Many veteran penguins remember the days when there would be an endless search for Rockhopper, the red penguin pirate who would arrive every so often. Some remember the hunt to find Aunt Arctic, the journalist extraordinaire, keeping the island inhabitants updated. Others remember the hunt to find club owner Cadence.
There was also a time when the island had a first-person narrative where penguins would go on secret agent adventures. They remember the time working in the PSA (Penguin Secret Agency) hidden in the sports shop and the Nintendo DS spinoff starring the EPF (Elite Penguin Force) with the shocking crossover. Each mission featuring G, Rookie, Jet-pack Guy, Herbert the polar bear, and his clawed-companion Klutzy.
There were many events ranging from the seasonal ones like St. Patrick’s Day and Christmas, to odd ones that helped introduce more into the lore of the island, like the Dojo revealing Sensei who helped you earn your belts and cool elemental ninja outfits. There was a time where each puffle (a virtual pet in the shape of fluffy ball) would be introduced, from green, to brown, to gold, to rainbow, to the new wild puffles that were recently introduced a few years ago.
Club Penguin was also a force for good in the world with the Coins for Change event every Christmas, where coin donations would be exchanged for real money for charities. At these times, penguins would play even more of the island games to help make a difference in the world, giving the kids behind the screens an opportunity to do their part to make a change.
“Club Penguin was a place to go online, and resonated deep within my childhood,” said freshman Adi Parvatharajan. “I remember that card game…I was a black belt in that game!”
“It’s sad now my kid won’t be able to play it,” said Kanalya Arivalagan, a sophomore. “I was lucky enough to be a secret agent and a ninja.”
As a last hurrah, Club Penguin has finally done what many have wanted to do since the beginning: tip the berg. Dozens of penguins can now flock to the iceberg to tip it, revealing a dancefloor with some hardhats.
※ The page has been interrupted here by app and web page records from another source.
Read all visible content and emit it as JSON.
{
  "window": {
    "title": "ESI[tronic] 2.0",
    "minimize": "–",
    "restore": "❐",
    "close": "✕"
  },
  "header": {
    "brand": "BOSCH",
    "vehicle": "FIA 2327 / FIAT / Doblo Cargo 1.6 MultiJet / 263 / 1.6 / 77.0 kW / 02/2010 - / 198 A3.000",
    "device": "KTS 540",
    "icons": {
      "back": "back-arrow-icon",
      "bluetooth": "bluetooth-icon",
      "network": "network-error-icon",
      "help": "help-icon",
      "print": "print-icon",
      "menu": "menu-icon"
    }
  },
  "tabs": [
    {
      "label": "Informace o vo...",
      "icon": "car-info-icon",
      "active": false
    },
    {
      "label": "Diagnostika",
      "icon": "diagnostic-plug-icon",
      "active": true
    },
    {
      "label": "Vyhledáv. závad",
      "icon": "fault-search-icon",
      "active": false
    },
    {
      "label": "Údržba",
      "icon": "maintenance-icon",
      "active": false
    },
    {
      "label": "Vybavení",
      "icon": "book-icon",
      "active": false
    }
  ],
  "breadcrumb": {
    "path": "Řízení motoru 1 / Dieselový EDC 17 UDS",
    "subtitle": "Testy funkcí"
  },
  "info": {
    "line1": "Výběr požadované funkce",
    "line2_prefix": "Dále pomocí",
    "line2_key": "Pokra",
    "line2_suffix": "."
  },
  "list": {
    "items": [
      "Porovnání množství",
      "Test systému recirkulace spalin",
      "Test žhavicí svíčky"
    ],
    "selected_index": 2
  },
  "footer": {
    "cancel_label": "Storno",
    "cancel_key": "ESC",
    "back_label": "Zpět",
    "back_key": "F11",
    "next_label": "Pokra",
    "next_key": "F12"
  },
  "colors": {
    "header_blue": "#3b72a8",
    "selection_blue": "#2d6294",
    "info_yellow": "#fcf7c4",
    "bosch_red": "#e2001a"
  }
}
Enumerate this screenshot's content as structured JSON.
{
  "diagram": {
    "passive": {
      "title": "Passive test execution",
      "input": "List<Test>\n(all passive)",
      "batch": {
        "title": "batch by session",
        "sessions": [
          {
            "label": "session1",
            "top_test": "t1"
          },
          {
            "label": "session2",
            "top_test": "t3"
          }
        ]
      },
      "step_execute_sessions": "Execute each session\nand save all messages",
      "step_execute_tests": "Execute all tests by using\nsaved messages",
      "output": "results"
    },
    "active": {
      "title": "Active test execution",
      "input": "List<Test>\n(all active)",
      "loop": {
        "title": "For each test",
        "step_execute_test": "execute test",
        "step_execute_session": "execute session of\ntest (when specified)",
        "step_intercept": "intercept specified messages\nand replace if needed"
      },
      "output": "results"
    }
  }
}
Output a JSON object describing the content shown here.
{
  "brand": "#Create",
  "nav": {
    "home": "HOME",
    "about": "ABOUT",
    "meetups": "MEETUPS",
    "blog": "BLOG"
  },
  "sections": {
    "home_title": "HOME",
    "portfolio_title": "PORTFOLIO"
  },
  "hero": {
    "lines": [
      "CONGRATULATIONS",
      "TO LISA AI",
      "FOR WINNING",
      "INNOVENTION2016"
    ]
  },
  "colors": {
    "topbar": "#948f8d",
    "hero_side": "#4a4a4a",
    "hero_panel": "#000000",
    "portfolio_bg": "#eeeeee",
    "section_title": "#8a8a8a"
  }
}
To complement these final days, penguins can get some last minute content by answering trivia questions till the very last day.
Club Penguin will always be part of our hearts and live on in our memories. Although it may seem like a childish thing to look at now,it reminds us that there is time to have fun and pretend to be who you want to be and that anything is possible.
Where one chapter ends, another begins. Club Penguin servers may officially go down March 29, but it paves the way for a new generation on Club Penguin Island! Until next time, keep calm and waddle on!